Enter your email address below to subscribe to David's Wanderings in the Wild - A Hiking Blog!

powered by Bloglet

Sunday, September 10, 2006

Foray to Western Maryland

Look at this photo...this highway is called Interstate 68. This mountain pass (if you can technically call it that) is the gateway to Western Maryland, the wildest part of my native state. Last Sunday (just over a week ago now) I decided to go to a place that I had not been to in a long time. The mountain gap in the photo above is a place that I passed by on the way out to the park. This mountain is called Sideling Hill, and to build the highway through it they literally dynamited the whole mountain. Driving to Western Maryland through this highway (built in the early '90s) saves you 40 minutes to an hour on the trip each way. When you take this highway, the road goes very high up, and is a bit of a chore to drive. To the right of the area that this photo shows is an exit where you can pull off to see a museum about the highway construction, as well as get this beautiful view from on high...
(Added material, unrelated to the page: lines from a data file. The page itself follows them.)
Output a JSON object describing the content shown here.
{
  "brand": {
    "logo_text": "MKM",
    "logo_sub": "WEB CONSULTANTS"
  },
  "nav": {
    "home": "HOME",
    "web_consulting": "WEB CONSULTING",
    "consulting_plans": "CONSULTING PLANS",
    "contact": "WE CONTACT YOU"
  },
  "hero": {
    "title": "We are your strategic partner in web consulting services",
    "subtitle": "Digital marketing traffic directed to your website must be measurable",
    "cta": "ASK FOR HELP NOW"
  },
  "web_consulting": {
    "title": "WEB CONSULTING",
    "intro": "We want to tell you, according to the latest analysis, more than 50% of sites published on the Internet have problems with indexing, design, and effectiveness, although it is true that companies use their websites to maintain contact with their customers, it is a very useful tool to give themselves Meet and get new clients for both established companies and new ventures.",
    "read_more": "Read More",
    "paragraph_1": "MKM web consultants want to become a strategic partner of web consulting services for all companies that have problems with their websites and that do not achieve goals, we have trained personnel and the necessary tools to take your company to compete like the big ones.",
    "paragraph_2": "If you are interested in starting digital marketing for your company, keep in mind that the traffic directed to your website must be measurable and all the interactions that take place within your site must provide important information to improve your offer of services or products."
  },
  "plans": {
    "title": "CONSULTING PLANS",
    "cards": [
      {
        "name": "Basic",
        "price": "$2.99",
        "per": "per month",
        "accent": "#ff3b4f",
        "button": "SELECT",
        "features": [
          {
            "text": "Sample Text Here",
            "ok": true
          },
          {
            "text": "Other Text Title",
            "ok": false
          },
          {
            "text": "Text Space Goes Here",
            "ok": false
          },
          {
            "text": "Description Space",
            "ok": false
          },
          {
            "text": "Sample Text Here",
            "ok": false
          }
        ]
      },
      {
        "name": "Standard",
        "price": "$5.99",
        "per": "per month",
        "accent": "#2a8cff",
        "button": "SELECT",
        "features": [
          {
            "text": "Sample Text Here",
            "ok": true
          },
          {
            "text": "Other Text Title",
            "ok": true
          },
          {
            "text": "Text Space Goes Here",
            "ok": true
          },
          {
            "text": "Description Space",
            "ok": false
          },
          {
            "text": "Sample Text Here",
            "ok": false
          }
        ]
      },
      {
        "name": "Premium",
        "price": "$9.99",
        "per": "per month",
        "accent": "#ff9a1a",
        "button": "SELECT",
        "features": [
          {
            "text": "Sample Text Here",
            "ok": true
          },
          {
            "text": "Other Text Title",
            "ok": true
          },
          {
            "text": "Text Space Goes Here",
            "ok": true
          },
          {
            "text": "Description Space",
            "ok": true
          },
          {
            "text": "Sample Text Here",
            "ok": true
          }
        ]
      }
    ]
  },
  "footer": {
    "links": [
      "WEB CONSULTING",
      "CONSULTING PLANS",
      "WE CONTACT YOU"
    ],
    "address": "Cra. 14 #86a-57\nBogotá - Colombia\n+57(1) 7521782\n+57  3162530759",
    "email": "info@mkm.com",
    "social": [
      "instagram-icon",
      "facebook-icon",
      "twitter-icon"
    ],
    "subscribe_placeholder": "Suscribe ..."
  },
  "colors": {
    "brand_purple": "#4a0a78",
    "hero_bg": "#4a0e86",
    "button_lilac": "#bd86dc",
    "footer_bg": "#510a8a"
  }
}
Not bad for a start, huh? And this is only about halfway on the drive out to my final destination. I haven't even begun walking yet. Western Maryland is quite remote and off the beaten track. Because of this highway, it is maybe more popular than before, but before the highway it was completely unknown. As you can see it was rather cloudy. Because of this, the day was cooler than usual for summer and a bit windy, and it was already 3 PM. Quite a refreshing change from the stinking hot summer weather here near Washington, DC!!

After driving for close to three hours (and completely by myself again, as usual, I might add), I reached my goal. It is Rocky Gap State Park, which is a State Park which also has a resort attached. There are several parks in that area, but this one caught my fancy for the day. You could say that Rocky Gap is sort of a hybrid. It has a resort, complete with golf courses and a resort and conference center, with an artificial lake to boot. It also has some remote and wild nature with hardly a human being in sight.

Here is a photo of the lake. I took this from the Lakeside Loop trail which goes around the lake. In the distance you can see the mountains.

The further away you get from the resort buildings, the quieter and more remote the place becomes. Not quite quiet enough for me, though. There were still signs of human habitation almost everywhere, and I took the photos carefully to avoid showing them.

In this last photo by the lake, you can see one of the mountains a little bit more closely. It is to that area that I headed. I figured that it would be a bit quieter there, and the signs mentioned some homestead trail where some guy built a cabin to live in seclusion. So I turned in that direction, branching off from the Lakeside Trail.

The trail turned up, climbing up through the forest. This photo is the only clear view I could get, from the very top. The ridge across the way is completely forested, covered with trees.

This next photo below is of an interesting rock formation that I passed over and through as I crossed the ridge. The trail went down into a valley once I crossed these rocks.

The trail is steeper than it appears to be. I actually slipped once on my way down. Here is a view of the forest as I was walking down the slope. If you look carefully, you can see the forest leading up the slope of the mountain on the other side:

The trail then lead me into a sort of canyon that was cut through the rocks in the area. Here is a photo of the canyon wall from the bottom:

After this descent, I was at the very bottom on the other side of the mountain. At the bottom was a creek:

The water in the creek was extremely stagnant, and I could even smell it. However, this was otherwise a pretty area, and finally I was completely by myself. Somewhere nearby was the homestead that the hermit had retreated to, although I was not sure of the precise location. The legend goes that sometime in the 1800s, this man asked a woman to marry him, and when she refused, he went into seclusion into this area of the hills.

I must say that I enjoy seclusion, but only for a few hours or a day or two at a time. However, he chose a pretty beautiful place for it if the legend is true.

I continued walking up the next hill, until I reached the trail that went to that old homestead. I paused here for a break before turning back the way that I came. I had a snack of a peanut butter bar, and I made some coffee with a camping stove and a special insulated pot. It is a propane/butane stove, and I heated up some water, and added the coffee. I had a "French press" attachment for the pot designed to filter out the coffee grinds. I felt pretty refreshed after that.

I was about three-quarters of the way back when it was totally dark. The sky was dark blue, and the moon was almost full by the lake when I reached it. For that reason, I had enough light. Most people had left by that time, and the air was very cool. This is what hiking is about for me. I felt energetic (a rarity these days), and I enjoyed the beautiful, now haunting scenery. Finding the parking lot was a bit tricky, but I reached it by 9:45 PM or so.

What can I say? It was another half day well spent. I really ought to stop being so damned lazy and spend a full day out in the woods next time.



Post a Comment

<< Home